LONDON (Reuters) - Even if the euro zone manages to relieve the immediate financial pressures threatening it, weaker members in particular look set to keep paying a heavy economic price to tackle the imbalances at the root of the bloc’s debt crisis.
The prevailing orthodoxy in the 17-member zone, shared by the European Commission and bond market vigilantes, is that the burden of adjustment must fall squarely on countries with high external deficits, including Italy, rather than surplus states such as Germany.
That points to further belt-tightening ahead, even though Greece is already in a fourth year of recession and other countries are hovering on the brink. Spain said on Friday that growth ground to a halt in the third quarter.

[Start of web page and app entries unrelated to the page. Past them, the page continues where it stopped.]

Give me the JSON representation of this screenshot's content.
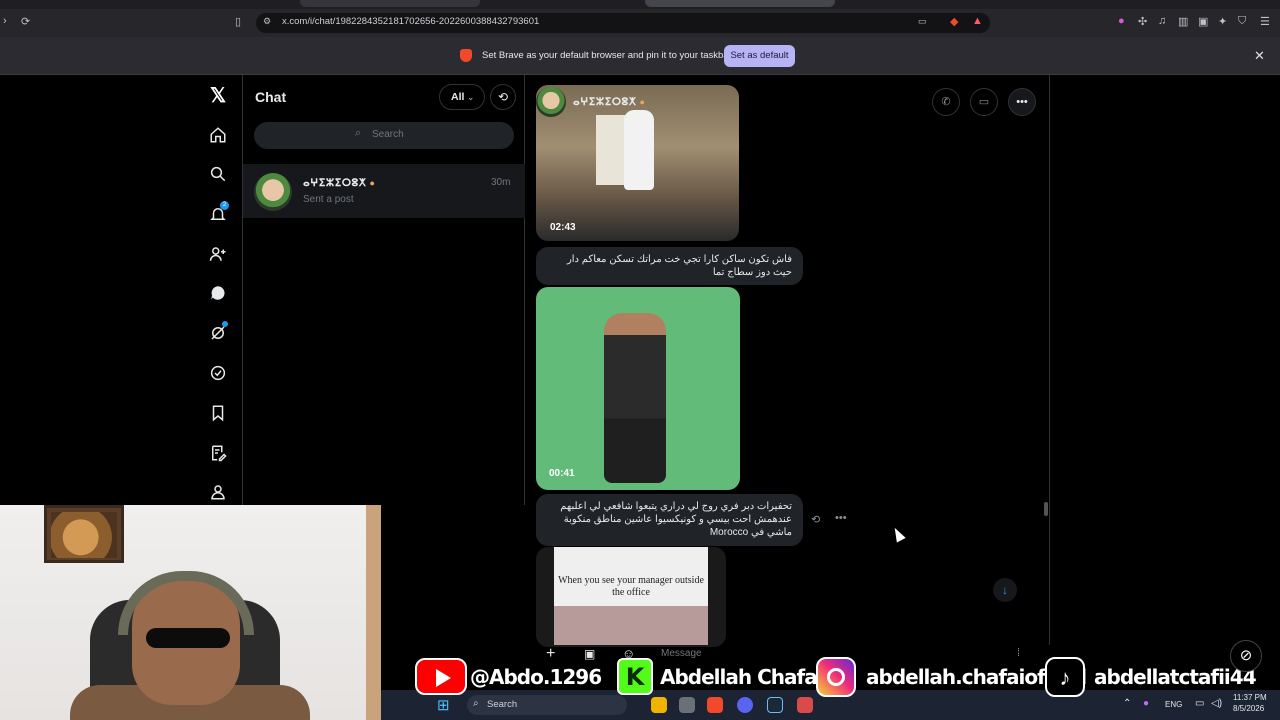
{
  "browser": {
    "url": "x.com/i/chat/1982284352181702656-2022600388432793601",
    "notice_text": "Set Brave as your default browser and pin it to your taskbar",
    "notice_button": "Set as default"
  },
  "nav": {
    "items": [
      "x-logo-icon",
      "home-icon",
      "search-icon",
      "notifications-icon",
      "follow-icon",
      "chat-icon",
      "grok-icon",
      "verified-icon",
      "bookmark-icon",
      "lists-icon",
      "profile-icon"
    ],
    "notifications_badge": "2"
  },
  "chat_list": {
    "title": "Chat",
    "filter_label": "All",
    "search_placeholder": "Search",
    "conversations": [
      {
        "name": "ⴰⵖⵉⵣⵉⵔⵓⵅ",
        "preview": "Sent a post",
        "time": "30m"
      }
    ]
  },
  "thread": {
    "contact_name": "ⴰⵖⵉⵣⵉⵔⵓⵅ",
    "messages": [
      {
        "type": "video",
        "duration": "02:43"
      },
      {
        "type": "text",
        "text": "فاش تكون ساكن كارا تجي خت مراتك تسكن معاكم دار حيث دوز سطاج تما"
      },
      {
        "type": "video",
        "duration": "00:41"
      },
      {
        "type": "text",
        "text": "تحفيرات دبر فري روج لي دراري يتبعوا شافعي لي اعلبهم عندهمش احت بيسي و كونيكسيوا عاشين مناطق منكوبة ماشي في Morocco"
      },
      {
        "type": "image",
        "caption": "When you see your manager outside the office"
      }
    ],
    "composer_placeholder": "Message"
  },
  "overlay": {
    "youtube_handle": "@Abdo.1296",
    "kick_name": "Abdellah Chafai",
    "instagram_handle": "abdellah.chafaioffitid",
    "tiktok_handle": "abdellatctafii44"
  },
  "taskbar": {
    "search_label": "Search",
    "language": "ENG",
    "time": "11:37 PM",
    "date": "8/5/2026"
  },
  "colors": {
    "accent": "#1d9bf0",
    "notice_button_bg": "#b7b4f5",
    "bubble_bg": "#202327",
    "green_screen": "#62bb79"
  }
}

The Commission, the European Union’s executive arm, said on Thursday that stagnation in the euro zone was a high probability. It forecast just 0.5 percent growth in 2012 but said it could not exclude a deep and protracted recession.
“The key for the resumption of growth and job-creation is restoring confidence in fiscal sustainability and in the financial system and speeding up reforms to enhance Europe’s growth potential,” said Olli Rehn, the commission’s vice-president for economic and monetary affairs.
Decoded, that means ever-greater efforts by highly indebted countries to reduce their budget shortfalls to levels at which investors are willing again to buy their bonds at non-punitive rates.
To many economists, not just Keynesians, tightening fiscal policy at a time of weak demand is a recipe for recession that could doom the single currency as debt inexorably increases and austerity-weary voters eventually throw in the towel.
“On current policy trends, a wave of sovereign defaults and bank failures are unavoidable. Much of the currency union faces depression and deflation,” write Simon Tilford and Philip Whyte in a new paper for the Center for European Reform think tank.
France, for instance, fearful of losing its top-notch credit rating, on Monday rushed out plans for spending cuts and tax increases worth 65 billion euros ($90 billion) over five years to keep deficit targets within reach.
“France will be in danger of being one of the countries to be picked off by the markets in the next few months,” former British Prime Minister Gordon Brown said at a banking event in Moscow on Thursday. “I fear that Europe could be mired in low growth not just for a year or two but for a decade.”
Winning agreement on structural reforms to open protected labor and product markets are vital tasks for new Greek Prime Minister Lucas Papademos, a former European Central Bank vice-president, and Mario Monti, a fellow technocrat who is favorite to replace Silvio Berlusconi as Italy’s prime minister.
But much-need change to pension regimes takes years to bear fruit.
What is needed, Tilford and Whyte argue, is easier policy by the ECB, including a higher inflation target of 3 percent that would enable deficit countries to regain competitiveness by holding down wage growth without slumping into deflation.
Critically, the burden of adjusting current account imbalances must also be shared more evenly. If every country saves more, as is the present prescription, demand across the euro zone will drop further, hitting already weak public finances. Coordination of tax-and-spending policies is thus imperative.
“A new fiscal regime needs to be accompanied by a symmetric imbalances procedure. Countries with imbalances will have to demonstrate how they intend to close them, with the onus being as much on those running trade surpluses as those with deficits,” Tilford and Whyte conclude.
This is anathema to Germany and other surplus northern euro zone members who blame the single currency’s ills on the profligacy and budgetary indiscipline of their southern neighbors.
George Magnus, senior economic adviser at UBS in London, agreed that creditors need to act too, a point U.S. policymakers have made to their German counterparts at recent international summits without getting far.
Not all countries should save more simultaneously. If the burden of adjustment falls wholly on debtor nations, global output and employment will again weaken or contract, intensifying social and financial instability, he said.
Ominously, the track record down the decades of reconciling the policy interests of debtors and creditors is poor.
“This is, after all, the same imbalances problem that brought down the gold standard in the 1930s, and the Bretton Woods system four decades later,” Magnus wrote in a report.
“In the first instance, a newly powerful U.S. creditor and ‘old Europe’ debtors were unable to agree how to resolve their imbalances. In the second, the roles were, in effect, reversed,” he said.
Globally, today’s economic imbalances can be unwound only if the United States and China, as the biggest debtor and creditor nations respectively, are prepared to coordinate domestic policy changes that rebalance savings and investment behavior, Magnus argued.
Within the euro zone, a growth and competitiveness agenda, involving both EU structural funds and creditor governments, has to be part of the bloc’s internal rebalancing.
In that context, Magnus said, plans by Chancellor Angela Merkel’s Christian Democrats for a binding minimum wage in Germany might help underpin consumption at the margin — even if she is not motivated by the need to address the bloc’s imbalances.
Additional reporting by Doug Busvine, editing by Mike Peacock